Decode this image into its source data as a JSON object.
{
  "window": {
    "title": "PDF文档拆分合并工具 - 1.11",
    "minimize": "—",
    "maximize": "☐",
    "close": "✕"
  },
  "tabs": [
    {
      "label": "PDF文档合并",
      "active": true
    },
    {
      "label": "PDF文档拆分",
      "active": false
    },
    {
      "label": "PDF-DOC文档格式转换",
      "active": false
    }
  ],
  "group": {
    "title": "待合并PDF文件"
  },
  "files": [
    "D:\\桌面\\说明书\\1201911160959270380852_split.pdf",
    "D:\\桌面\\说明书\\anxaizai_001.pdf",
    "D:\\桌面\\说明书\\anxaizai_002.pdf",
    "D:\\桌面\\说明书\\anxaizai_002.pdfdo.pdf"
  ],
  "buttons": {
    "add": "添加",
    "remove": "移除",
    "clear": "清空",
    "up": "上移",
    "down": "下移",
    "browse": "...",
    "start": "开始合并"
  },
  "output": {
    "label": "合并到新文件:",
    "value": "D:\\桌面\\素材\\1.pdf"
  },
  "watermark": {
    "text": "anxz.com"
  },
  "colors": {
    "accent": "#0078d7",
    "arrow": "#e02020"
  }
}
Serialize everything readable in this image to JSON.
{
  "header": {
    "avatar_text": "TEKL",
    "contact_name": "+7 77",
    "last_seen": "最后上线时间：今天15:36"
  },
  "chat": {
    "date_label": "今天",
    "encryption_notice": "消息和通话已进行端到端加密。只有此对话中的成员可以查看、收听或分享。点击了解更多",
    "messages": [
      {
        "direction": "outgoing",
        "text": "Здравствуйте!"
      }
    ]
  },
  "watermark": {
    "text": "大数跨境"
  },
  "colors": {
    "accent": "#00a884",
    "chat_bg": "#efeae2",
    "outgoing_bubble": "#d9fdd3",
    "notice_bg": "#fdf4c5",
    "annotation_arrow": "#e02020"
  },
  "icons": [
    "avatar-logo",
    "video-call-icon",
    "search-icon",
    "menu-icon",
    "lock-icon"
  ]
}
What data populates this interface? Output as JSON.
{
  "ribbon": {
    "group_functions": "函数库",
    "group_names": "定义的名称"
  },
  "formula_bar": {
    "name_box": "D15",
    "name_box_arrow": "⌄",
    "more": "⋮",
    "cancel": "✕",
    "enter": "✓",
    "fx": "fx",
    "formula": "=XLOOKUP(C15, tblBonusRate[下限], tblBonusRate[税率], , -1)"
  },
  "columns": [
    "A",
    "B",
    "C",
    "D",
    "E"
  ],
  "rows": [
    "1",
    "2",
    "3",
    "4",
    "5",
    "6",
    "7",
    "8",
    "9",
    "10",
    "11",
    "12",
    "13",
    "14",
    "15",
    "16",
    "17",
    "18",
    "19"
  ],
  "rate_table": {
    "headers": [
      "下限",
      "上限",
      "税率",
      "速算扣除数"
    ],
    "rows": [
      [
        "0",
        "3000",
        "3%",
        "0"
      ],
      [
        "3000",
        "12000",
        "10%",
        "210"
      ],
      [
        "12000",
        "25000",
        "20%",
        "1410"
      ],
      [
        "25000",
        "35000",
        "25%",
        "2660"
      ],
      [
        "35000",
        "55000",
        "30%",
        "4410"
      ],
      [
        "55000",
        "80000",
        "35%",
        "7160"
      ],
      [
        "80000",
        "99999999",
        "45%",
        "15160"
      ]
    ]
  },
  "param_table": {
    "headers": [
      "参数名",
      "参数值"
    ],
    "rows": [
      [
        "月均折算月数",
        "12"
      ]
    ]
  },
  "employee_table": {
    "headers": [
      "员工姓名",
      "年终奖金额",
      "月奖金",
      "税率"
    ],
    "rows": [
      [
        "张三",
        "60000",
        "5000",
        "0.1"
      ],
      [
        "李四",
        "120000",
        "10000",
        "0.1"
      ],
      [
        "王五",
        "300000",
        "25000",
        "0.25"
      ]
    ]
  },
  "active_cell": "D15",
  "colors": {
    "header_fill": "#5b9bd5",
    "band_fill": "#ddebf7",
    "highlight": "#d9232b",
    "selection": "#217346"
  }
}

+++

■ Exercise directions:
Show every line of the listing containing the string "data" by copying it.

■ Exercise output:
Decode this image into its source data as a JSON object.
What data populates this interface? Output as JSON.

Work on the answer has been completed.